# [STORED DATA]
=======

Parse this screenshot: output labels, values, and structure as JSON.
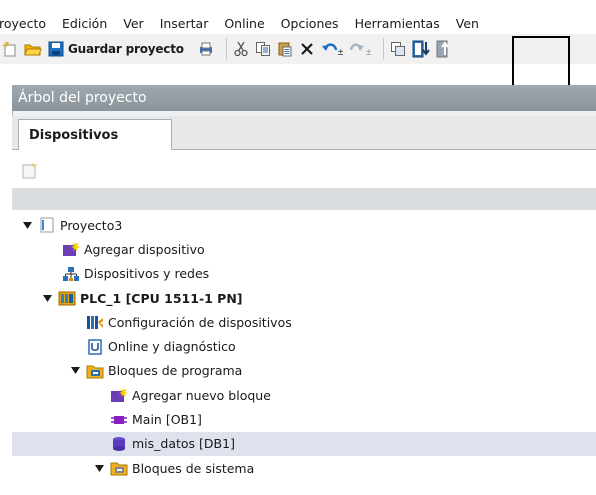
{
  "menubar": {
    "items": [
      "royecto",
      "Edición",
      "Ver",
      "Insertar",
      "Online",
      "Opciones",
      "Herramientas",
      "Ven"
    ]
  },
  "toolbar": {
    "save_label": "Guardar proyecto"
  },
  "panel": {
    "title": "Árbol del proyecto",
    "tab_label": "Dispositivos"
  },
  "tree": {
    "items": [
      {
        "label": "Proyecto3",
        "icon": "project-icon",
        "expanded": true
      },
      {
        "label": "Agregar dispositivo",
        "icon": "add-device-icon"
      },
      {
        "label": "Dispositivos y redes",
        "icon": "network-icon"
      },
      {
        "label": "PLC_1 [CPU 1511-1 PN]",
        "icon": "plc-icon",
        "expanded": true
      },
      {
        "label": "Configuración de dispositivos",
        "icon": "device-config-icon"
      },
      {
        "label": "Online y diagnóstico",
        "icon": "diagnostics-icon"
      },
      {
        "label": "Bloques de programa",
        "icon": "folder-icon",
        "expanded": true
      },
      {
        "label": "Agregar nuevo bloque",
        "icon": "add-block-icon"
      },
      {
        "label": "Main [OB1]",
        "icon": "ob-block-icon"
      },
      {
        "label": "mis_datos [DB1]",
        "icon": "db-block-icon",
        "selected": true
      },
      {
        "label": "Bloques de sistema",
        "icon": "folder-icon",
        "expanded": true
      }
    ]
  },
  "colors": {
    "panel_header": "#9aa3a9",
    "selected_row": "#dde2ec",
    "accent_blue": "#1f6fc5",
    "folder_orange": "#e8a400"
  }
}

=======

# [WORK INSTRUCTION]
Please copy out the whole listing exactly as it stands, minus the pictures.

# [TASK RESPONSE]
Parse this screenshot: output labels, values, and structure as JSON.
{
  "menubar": {
    "items": [
      "royecto",
      "Edición",
      "Ver",
      "Insertar",
      "Online",
      "Opciones",
      "Herramientas",
      "Ven"
    ]
  },
  "toolbar": {
    "save_label": "Guardar proyecto"
  },
  "panel": {
    "title": "Árbol del proyecto",
    "tab_label": "Dispositivos"
  },
  "tree": {
    "items": [
      {
        "label": "Proyecto3",
        "icon": "project-icon",
        "expanded": true
      },
      {
        "label": "Agregar dispositivo",
        "icon": "add-device-icon"
      },
      {
        "label": "Dispositivos y redes",
        "icon": "network-icon"
      },
      {
        "label": "PLC_1 [CPU 1511-1 PN]",
        "icon": "plc-icon",
        "expanded": true
      },
      {
        "label": "Configuración de dispositivos",
        "icon": "device-config-icon"
      },
      {
        "label": "Online y diagnóstico",
        "icon": "diagnostics-icon"
      },
      {
        "label": "Bloques de programa",
        "icon": "folder-icon",
        "expanded": true
      },
      {
        "label": "Agregar nuevo bloque",
        "icon": "add-block-icon"
      },
      {
        "label": "Main [OB1]",
        "icon": "ob-block-icon"
      },
      {
        "label": "mis_datos [DB1]",
        "icon": "db-block-icon",
        "selected": true
      },
      {
        "label": "Bloques de sistema",
        "icon": "folder-icon",
        "expanded": true
      }
    ]
  },
  "colors": {
    "panel_header": "#9aa3a9",
    "selected_row": "#dde2ec",
    "accent_blue": "#1f6fc5",
    "folder_orange": "#e8a400"
  }
}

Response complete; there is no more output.